A ranking official of the Bangko Sentral ng Pilipinas (BSP) said on Friday he continues to see a within-target inflation rate for 2020 and 2021 despite risks from the volatility of international oil prices and rice supply, among others.
BSP Deputy Governor Francisco Dakila Jr., in a briefing for the fourth quarter 2019 Inflation Report in Manila, said members of the policy-making Monetary Board (MB) will be looking at several data such as the fourth quarter and full-year 2019 gross domestic product (GDP) and developments of global oil prices, among others, on their first policy meeting for the year on February 6.
He noted that the faster domestic output in the last quarter of last year, at 6.4 percent from quarter ago's 6 percent, is quite favorable.
It brings us back quite close at least to the lower end of the government target and it places us in a more comfortable position with respect to the target growth for 2020, he said.
The government's 2019 gross domestic product (GDP) target is a range between 6-6.5 percent while it is 6.5-7.5 percent for 2020-22.
Dakila said the MB will also be considering the December 2019 inflation figure, which rose to 2.5 percent from 1.3 percent in the previous month.
Average inflation in 2019 stood at 2.5 percent, within the government's 2 to 4 percent target band.
The central bank official said the latest GDP and inflation reports will impact on the assessment of the baseline inflation path.
As you know the latest path that we give out to the public following the policy decision (last December) showed (an average inflation forecast of) 2.9 percent for 2020 and likewise 2.9 percent for 2021, he said.
Dakila noted that based on current figures the baseline inflation has ample cushion for the achievement of the inflation target for both years in the policy horizon.
So even when we look at the impact of the various risks that have been identified, this still brings us to within the target band, he said.

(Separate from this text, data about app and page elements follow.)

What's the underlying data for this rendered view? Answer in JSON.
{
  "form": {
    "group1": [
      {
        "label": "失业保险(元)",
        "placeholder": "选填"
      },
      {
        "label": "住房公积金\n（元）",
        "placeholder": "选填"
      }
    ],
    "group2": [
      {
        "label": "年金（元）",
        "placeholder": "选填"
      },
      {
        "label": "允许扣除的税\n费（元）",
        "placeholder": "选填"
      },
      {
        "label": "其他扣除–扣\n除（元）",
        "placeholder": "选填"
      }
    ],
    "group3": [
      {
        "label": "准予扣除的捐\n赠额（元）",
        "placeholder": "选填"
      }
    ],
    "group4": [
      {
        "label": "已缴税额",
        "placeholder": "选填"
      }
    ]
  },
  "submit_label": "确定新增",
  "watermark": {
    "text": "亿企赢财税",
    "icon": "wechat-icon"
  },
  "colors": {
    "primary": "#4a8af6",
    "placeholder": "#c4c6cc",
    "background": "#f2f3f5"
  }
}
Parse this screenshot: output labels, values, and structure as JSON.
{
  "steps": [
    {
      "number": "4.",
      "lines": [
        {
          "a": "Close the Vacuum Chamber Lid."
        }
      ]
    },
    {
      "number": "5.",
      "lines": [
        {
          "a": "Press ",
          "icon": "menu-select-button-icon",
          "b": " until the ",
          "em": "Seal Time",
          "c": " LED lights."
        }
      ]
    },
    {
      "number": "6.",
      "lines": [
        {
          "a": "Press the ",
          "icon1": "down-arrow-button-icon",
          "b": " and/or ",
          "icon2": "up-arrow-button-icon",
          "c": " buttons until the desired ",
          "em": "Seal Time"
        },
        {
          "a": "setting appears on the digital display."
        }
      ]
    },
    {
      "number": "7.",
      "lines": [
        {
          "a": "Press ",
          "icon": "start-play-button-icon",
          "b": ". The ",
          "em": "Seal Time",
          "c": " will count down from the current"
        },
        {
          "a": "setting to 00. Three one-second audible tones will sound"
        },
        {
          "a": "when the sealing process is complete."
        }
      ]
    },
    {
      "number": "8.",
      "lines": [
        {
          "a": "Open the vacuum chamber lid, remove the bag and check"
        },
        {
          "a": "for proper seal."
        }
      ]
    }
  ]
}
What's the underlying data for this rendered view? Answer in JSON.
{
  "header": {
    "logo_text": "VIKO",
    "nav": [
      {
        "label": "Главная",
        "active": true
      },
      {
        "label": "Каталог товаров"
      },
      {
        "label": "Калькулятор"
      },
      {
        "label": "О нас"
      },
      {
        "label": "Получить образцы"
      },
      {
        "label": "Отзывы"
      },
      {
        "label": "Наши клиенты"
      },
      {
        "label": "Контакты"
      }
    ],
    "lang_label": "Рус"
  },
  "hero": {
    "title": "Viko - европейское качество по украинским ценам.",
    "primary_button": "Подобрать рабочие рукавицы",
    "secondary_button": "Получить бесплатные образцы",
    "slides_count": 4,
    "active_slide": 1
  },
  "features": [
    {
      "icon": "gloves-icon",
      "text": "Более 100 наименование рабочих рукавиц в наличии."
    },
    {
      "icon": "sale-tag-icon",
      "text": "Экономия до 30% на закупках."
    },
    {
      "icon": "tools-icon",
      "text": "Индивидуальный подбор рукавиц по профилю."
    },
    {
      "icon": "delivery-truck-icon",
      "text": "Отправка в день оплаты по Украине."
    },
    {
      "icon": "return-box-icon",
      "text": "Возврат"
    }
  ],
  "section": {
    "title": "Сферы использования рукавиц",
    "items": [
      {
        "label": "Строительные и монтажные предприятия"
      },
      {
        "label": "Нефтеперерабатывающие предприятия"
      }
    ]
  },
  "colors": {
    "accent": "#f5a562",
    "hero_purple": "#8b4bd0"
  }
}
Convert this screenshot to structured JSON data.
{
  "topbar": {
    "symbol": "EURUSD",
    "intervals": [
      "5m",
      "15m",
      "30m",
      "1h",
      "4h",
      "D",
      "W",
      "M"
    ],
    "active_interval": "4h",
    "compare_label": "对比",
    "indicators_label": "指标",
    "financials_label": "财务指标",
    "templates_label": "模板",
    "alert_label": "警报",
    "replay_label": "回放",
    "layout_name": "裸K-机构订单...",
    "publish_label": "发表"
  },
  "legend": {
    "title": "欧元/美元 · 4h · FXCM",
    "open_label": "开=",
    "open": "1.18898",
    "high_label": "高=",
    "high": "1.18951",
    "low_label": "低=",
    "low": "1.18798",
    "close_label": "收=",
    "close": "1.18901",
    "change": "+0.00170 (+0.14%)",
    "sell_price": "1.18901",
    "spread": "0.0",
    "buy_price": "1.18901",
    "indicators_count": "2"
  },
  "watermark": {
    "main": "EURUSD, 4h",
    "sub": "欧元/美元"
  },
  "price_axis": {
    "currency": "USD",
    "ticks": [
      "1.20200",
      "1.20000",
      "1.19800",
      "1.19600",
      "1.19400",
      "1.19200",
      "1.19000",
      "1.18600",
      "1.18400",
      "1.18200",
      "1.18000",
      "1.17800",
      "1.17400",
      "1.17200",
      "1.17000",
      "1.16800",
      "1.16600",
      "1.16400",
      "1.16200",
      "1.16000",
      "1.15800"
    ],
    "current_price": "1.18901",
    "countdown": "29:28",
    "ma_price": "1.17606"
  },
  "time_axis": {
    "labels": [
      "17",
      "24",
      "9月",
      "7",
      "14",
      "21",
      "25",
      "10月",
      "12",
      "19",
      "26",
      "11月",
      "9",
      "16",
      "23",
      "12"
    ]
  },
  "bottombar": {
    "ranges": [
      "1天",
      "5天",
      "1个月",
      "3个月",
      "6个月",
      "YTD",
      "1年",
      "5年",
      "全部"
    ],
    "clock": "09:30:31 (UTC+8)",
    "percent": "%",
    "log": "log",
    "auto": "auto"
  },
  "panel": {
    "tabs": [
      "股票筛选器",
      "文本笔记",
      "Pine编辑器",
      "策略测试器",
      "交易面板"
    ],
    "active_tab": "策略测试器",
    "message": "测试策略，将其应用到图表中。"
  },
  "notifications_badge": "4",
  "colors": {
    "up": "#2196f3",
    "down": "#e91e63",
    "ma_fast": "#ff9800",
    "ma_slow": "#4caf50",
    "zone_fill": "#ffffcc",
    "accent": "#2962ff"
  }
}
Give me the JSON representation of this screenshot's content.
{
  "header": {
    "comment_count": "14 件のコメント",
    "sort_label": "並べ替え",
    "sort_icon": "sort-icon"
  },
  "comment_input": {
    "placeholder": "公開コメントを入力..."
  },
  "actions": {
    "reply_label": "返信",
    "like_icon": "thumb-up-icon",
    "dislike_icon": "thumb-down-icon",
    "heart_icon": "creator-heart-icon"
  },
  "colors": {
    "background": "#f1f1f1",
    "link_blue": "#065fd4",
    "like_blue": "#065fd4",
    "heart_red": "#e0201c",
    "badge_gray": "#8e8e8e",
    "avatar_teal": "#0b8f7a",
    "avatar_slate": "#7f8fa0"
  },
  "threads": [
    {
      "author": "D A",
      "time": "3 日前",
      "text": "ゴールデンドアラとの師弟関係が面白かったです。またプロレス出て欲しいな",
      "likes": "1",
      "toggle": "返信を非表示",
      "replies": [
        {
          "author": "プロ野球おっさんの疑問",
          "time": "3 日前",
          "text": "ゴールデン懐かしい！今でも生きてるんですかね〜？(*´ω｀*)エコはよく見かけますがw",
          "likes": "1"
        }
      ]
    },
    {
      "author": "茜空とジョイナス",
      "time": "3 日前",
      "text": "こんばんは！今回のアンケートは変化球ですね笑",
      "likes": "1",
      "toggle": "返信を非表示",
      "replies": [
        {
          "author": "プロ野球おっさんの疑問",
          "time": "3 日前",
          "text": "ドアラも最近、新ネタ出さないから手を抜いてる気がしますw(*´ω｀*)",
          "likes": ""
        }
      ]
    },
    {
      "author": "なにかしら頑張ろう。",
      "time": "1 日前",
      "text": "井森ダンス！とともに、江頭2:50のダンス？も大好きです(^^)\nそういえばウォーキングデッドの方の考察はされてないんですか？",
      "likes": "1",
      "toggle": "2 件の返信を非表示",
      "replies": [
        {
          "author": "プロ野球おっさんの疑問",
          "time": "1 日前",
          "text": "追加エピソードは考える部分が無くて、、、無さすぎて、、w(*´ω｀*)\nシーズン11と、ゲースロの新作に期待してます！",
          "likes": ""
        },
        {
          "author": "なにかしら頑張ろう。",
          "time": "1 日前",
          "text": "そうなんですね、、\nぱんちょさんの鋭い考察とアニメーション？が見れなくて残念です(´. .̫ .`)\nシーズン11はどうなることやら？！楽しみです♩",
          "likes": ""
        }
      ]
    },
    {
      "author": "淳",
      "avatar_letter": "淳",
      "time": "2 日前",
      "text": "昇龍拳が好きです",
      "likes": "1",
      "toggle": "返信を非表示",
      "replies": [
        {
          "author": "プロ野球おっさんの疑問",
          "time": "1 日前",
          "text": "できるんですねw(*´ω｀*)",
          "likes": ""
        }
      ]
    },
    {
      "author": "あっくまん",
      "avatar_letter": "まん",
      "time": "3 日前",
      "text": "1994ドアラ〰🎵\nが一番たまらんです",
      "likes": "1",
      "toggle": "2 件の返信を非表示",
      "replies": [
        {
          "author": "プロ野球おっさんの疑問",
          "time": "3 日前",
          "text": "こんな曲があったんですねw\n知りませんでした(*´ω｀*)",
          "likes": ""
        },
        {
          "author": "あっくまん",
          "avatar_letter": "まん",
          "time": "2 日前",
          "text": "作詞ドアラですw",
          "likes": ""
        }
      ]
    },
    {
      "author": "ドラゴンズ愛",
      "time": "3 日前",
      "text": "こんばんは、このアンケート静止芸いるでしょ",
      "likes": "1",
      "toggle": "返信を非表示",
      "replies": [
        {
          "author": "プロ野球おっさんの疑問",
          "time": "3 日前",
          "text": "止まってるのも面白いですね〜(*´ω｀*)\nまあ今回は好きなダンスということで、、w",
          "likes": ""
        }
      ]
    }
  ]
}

With regards to the impact of the volatile global oil prices and the supply issues of rice from Thailand, which is among the sources of Philippines' imported rice, Dakila said these along with the two earlier factors will be assessed during the Board's rate-setting meet next month.
He said the latter two factors may come in in the risk matrix depending on the judgment of whether they are turning out to be significant factors or they may not, at the time the Board makes the decision.
Thailand is currently experiencing drought which triggered fears of supplies running short, which in turn, resulted in an uptick of prices.
Source: Philippines News Agency